  6. McCaffrey TA (2009) TGF-beta signaling in atherosclerosis and restenosis.Front Biosci (Schol Ed) 1: 236-245.
  7. Feinberg MW, Watanabe M, Lebedeva MA, Depina AS, Hanai J, et al. (2004) Transforming growth factor-beta1 inhibition of vascular smooth muscle cell activation is mediated via Smad3.J BiolChem 279: 16388-16393.
  8. Feinberg MW, Jain MK (2005) Role of transforming growth factor-beta1/Smads in regulating vascular inflammation and atherogenesis.Panminerva Med 47: 169-186.
  9. Assoian RK, Sporn MB (1986) Type beta transforming growth factor in human platelets: release during platelet degranulation and action on vascular smooth muscle cells.J Cell Biol 102: 1217-1223.
  10. Topper JN (2000) TGF-beta in the cardiovascular system: molecular mechanisms of a context-specific growth factor.Trends Cardiovasc Med 10: 132-137.
  11. DiChiara MR, Kiely JM, Gimbrone MA, Lee ME, Perrella MA, Topper JN (2000) Inhibition of E-selectin gene expression by transforming growth factor ß in endothelial cells involves coactivator integration of Smad and nuclear factor-ß–mediated signals. J Exp Med 192: 695-704.
  12. Smith WB, Noack L, Khew-Goodall Y, Isenmann S, Vadas MA, et al. (1996) Transforming growth factor-beta 1 inhibits the production of IL-8 and the transmigration of neutrophils through activated endothelium.J Immunol 157: 360-368.
  13. Tedgui A, Mallat Z (2006) Cytokines in atherosclerosis: pathogenic and regulatory pathways.Physiol Rev 86: 515-581.
  14. Border WA, Noble NA (1994) Transforming growth factor beta in tissue fibrosis.N Engl J Med 331: 1286-1292.
  15. Grainger DJ, Mosedale DE, Metcalfe JC, Böttinger EP (2000) Dietary fat and reduced levels of TGFbeta1 act synergistically to promote activation of the vascular endothelium and formation of lipid lesions.J Cell Sci 113 : 2355-2361.
  16. Grainger DJ (2004) Transforming growth factor beta and atherosclerosis: so far, so good for the protective cytokine hypothesis.ArteriosclerThrombVascBiol 24: 399-404.
  17. PinderskiOslund LJ, Hedrick CC, Olvera T, Hagenbaugh A, Territo M, et al. (1999) Interleukin-10 blocks atherosclerotic events in vitro and in vivo.ArteriosclerThrombVascBiol 19: 2847-2853.
  18. Grainger DJ (2007) TGF-beta and atherosclerosis in man.Cardiovasc Res 74: 213-222.
  19. Toma I, McCaffrey TA (2012) Transforming growth factor-β and atherosclerosis: interwoven atherogenic and atheroprotective aspects.Cell Tissue Res 347: 155-175.
  20. Nachtigal P, ZemankovaVecerova L, Rathouska J, Strasky Z (2012) The role of endoglin in atherosclerosis.Atherosclerosis 224: 4-11.
Citation: Ayari H (2014) Transforming Growth Factor-β Expression as Biomarker of Atheroma Development: A Mini Review.
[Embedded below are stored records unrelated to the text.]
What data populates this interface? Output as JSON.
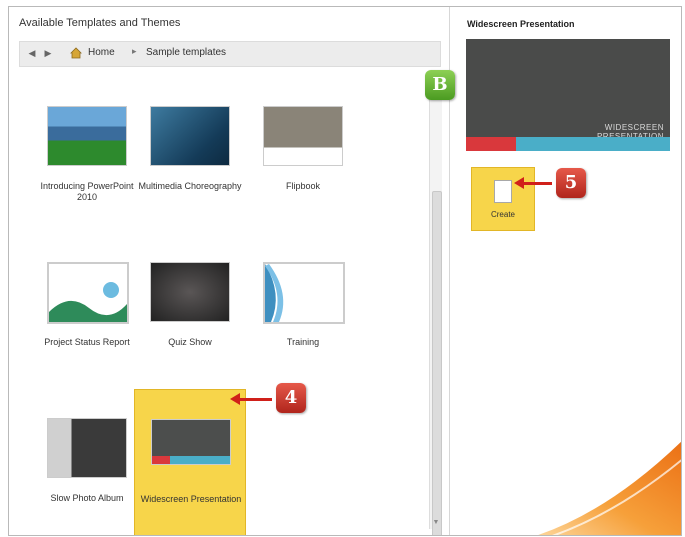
{
  "left_panel": {
    "title": "Available Templates and Themes",
    "nav": {
      "back_icon": "back-arrow-icon",
      "forward_icon": "forward-arrow-icon",
      "home_label": "Home",
      "current": "Sample templates"
    },
    "templates": [
      {
        "label": "Introducing PowerPoint 2010",
        "icon": "template-thumbnail"
      },
      {
        "label": "Multimedia Choreography",
        "icon": "template-thumbnail"
      },
      {
        "label": "Flipbook",
        "icon": "template-thumbnail"
      },
      {
        "label": "Project Status Report",
        "icon": "template-thumbnail"
      },
      {
        "label": "Quiz Show",
        "icon": "template-thumbnail"
      },
      {
        "label": "Training",
        "icon": "template-thumbnail"
      },
      {
        "label": "Slow Photo Album",
        "icon": "template-thumbnail"
      },
      {
        "label": "Widescreen Presentation",
        "icon": "template-thumbnail",
        "selected": true
      }
    ]
  },
  "right_panel": {
    "title": "Widescreen Presentation",
    "preview_text": "WIDESCREEN PRESENTATION",
    "create_label": "Create"
  },
  "callouts": {
    "b": "B",
    "four": "4",
    "five": "5"
  },
  "colors": {
    "selection": "#f7d54a",
    "callout_red": "#d0201a",
    "callout_green": "#5aa82d",
    "accent_orange": "#f07f12"
  }
}
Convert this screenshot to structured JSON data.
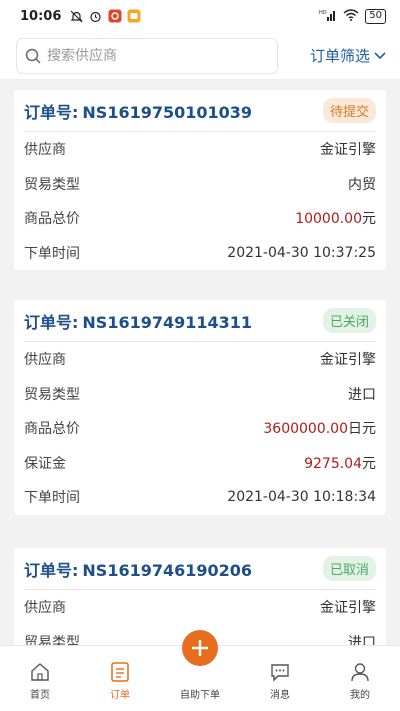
{
  "status_bar": {
    "time": "10:06",
    "network": "HD",
    "battery": "50"
  },
  "search": {
    "placeholder": "搜索供应商"
  },
  "filter": {
    "label": "订单筛选"
  },
  "labels": {
    "order_no": "订单号:",
    "supplier": "供应商",
    "trade_type": "贸易类型",
    "total_price": "商品总价",
    "deposit": "保证金",
    "order_time": "下单时间"
  },
  "orders": [
    {
      "order_no": "NS1619750101039",
      "status": "待提交",
      "supplier": "金证引擎",
      "trade_type": "内贸",
      "total_price": "10000.00",
      "total_unit": "元",
      "order_time": "2021-04-30 10:37:25"
    },
    {
      "order_no": "NS1619749114311",
      "status": "已关闭",
      "supplier": "金证引擎",
      "trade_type": "进口",
      "total_price": "3600000.00",
      "total_unit": "日元",
      "deposit": "9275.04",
      "deposit_unit": "元",
      "order_time": "2021-04-30 10:18:34"
    },
    {
      "order_no": "NS1619746190206",
      "status": "已取消",
      "supplier": "金证引擎",
      "trade_type": "进口"
    }
  ],
  "tabs": {
    "home": "首页",
    "orders": "订单",
    "self_order": "自助下单",
    "messages": "消息",
    "mine": "我的"
  },
  "colors": {
    "accent": "#e86c1e",
    "order_no": "#1d4f8a",
    "price": "#b31b1b",
    "filter": "#1d5fa8"
  }
}
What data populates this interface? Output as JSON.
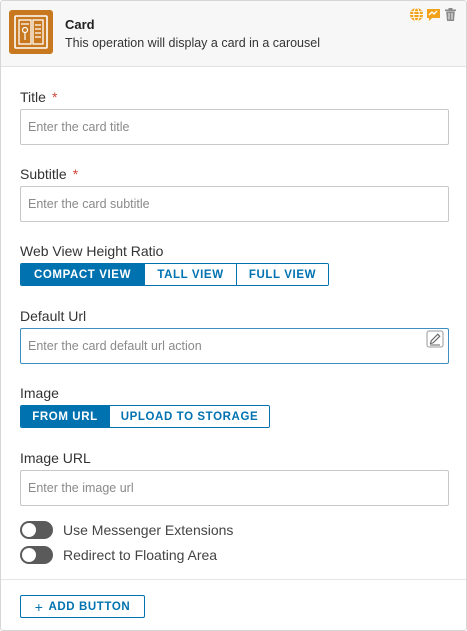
{
  "header": {
    "title": "Card",
    "description": "This operation will display a card in a carousel",
    "icon": "card-carousel-icon",
    "accent": "#c8781e",
    "actions": [
      "globe-icon",
      "chat-icon",
      "trash-icon"
    ]
  },
  "fields": {
    "title": {
      "label": "Title",
      "required_mark": "*",
      "placeholder": "Enter the card title",
      "value": ""
    },
    "subtitle": {
      "label": "Subtitle",
      "required_mark": "*",
      "placeholder": "Enter the card subtitle",
      "value": ""
    },
    "web_view": {
      "label": "Web View Height Ratio",
      "options": [
        "COMPACT VIEW",
        "TALL VIEW",
        "FULL VIEW"
      ],
      "selected": "COMPACT VIEW"
    },
    "default_url": {
      "label": "Default Url",
      "placeholder": "Enter the card default url action",
      "value": ""
    },
    "image": {
      "label": "Image",
      "options": [
        "FROM URL",
        "UPLOAD TO STORAGE"
      ],
      "selected": "FROM URL"
    },
    "image_url": {
      "label": "Image URL",
      "placeholder": "Enter the image url",
      "value": ""
    }
  },
  "toggles": [
    {
      "label": "Use Messenger Extensions",
      "on": false
    },
    {
      "label": "Redirect to Floating Area",
      "on": false
    }
  ],
  "footer": {
    "add_button_label": "ADD BUTTON",
    "add_icon": "+"
  },
  "colors": {
    "primary": "#0072b0",
    "required": "#d0453a",
    "toggle_off": "#5a5a5a"
  }
}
Transcr Open Access 4:139.

Copyright: © 2014 Ayari H. This is an open-access article distributed under the terms of the creative commons attribution license, which permits unrestricted use, distribution, and reproduction in any medium, provided the original author and source are credited.